JERUSALEM — The U.S.-Russian plan to dismantle Syria’s chemical weapons is drawing attention to Israel’s own suspected chemical stockpile and could raise pressure on the Jewish state to come clean about its capabilities.


Israel signed the landmark international treaty banning the production or use of chemical weapons two decades ago, but it is among a handful of nations that have never ratified the deal. While foreign experts widely believe that Israel likely possesses a stockpile of chemical and biological weapons, Israeli officials refuse to confirm or deny the existence of any such arsenal.


They said the key issue right now is Syria, not Israel.


In a radio interview on Monday, former Defense Minister Amir Peretz declined to discuss the country’s chemical weapons capabilities but said the international community’s attitude toward Israel is “different” from Syria.


“It’s clear to everyone that (Israel) is a democratic, responsible regime,” he told Israel Radio. “I very much hope and am certain that the international community will not make this a central question and we will maintain the status quo.”

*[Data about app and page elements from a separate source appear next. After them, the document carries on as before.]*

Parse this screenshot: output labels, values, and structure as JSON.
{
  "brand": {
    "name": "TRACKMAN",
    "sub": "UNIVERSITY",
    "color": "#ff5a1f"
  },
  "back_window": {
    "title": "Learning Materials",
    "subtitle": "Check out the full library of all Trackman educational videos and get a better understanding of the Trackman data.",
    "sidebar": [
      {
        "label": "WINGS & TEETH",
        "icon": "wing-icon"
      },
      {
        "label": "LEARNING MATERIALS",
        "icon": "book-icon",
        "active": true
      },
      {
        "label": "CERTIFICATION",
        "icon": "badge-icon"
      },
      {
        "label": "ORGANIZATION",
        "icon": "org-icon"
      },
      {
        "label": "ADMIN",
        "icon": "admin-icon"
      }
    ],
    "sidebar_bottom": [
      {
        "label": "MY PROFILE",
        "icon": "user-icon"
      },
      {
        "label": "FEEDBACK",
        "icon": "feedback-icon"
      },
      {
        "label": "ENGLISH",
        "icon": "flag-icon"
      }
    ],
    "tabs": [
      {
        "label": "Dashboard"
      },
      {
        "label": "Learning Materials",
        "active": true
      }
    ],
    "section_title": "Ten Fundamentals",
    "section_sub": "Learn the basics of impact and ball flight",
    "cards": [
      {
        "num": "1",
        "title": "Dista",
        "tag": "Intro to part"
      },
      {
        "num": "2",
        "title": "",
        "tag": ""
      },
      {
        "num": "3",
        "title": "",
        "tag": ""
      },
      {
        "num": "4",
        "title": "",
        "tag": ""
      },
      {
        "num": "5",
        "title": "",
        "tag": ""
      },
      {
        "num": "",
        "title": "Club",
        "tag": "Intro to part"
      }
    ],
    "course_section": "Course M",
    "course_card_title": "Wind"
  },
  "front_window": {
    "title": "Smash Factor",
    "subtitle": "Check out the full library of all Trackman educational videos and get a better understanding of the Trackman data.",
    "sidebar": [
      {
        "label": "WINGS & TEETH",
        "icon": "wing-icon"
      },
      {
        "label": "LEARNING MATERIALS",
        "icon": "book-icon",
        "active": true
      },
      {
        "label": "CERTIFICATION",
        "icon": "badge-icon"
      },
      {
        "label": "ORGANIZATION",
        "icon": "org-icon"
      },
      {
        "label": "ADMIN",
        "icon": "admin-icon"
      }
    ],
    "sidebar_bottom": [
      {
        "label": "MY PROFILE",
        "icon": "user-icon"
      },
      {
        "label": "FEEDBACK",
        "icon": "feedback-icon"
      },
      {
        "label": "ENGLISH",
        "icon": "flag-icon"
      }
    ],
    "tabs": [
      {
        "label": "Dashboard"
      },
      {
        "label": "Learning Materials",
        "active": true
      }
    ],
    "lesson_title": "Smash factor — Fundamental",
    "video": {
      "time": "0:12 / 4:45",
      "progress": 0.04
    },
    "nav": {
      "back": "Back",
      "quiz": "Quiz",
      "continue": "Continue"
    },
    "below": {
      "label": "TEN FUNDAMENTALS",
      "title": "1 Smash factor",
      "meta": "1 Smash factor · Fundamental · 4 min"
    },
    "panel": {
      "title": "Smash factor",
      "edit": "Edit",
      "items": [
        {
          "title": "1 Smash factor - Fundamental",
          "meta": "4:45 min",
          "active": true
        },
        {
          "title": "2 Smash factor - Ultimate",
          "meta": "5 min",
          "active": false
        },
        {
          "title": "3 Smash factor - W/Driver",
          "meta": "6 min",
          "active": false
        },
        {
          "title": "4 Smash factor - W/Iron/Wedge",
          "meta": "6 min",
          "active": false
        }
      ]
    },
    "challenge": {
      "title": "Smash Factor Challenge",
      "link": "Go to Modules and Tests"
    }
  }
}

Israel has been similarly vague about foreign reports of a nuclear arsenal, a policy of ambiguity aimed at deterring its enemies. But following the weekend deal between the U.S. and Russia to eliminate Syria’s chemical weapons by mid-2014, voices have emerged calling on the government to take similar steps.


“I do believe that the Israeli government should be open about this issue, should say what arsenal, if any, it does have and should strive for an international agreement to keep all these kinds of weapons outside of the Middle East,” said opposition lawmaker Dov Khenin.


The liberal daily Haaretz wrote in an editorial Monday that the chemical disarmament of Syria gives Israel an opportunity to finally ratify the Chemical Weapons Convention.


“It would be a pity if in the future Israel finds itself in the position of Syria – forced to sign the convention under international pressure,” the newspaper said.


Paul Hirschson, a spokesman for the Israeli Foreign Ministry, said Israel could not ratify the treaty in such an uncertain environment. “These things are regional and we’re not going to go out there on our own,” he said.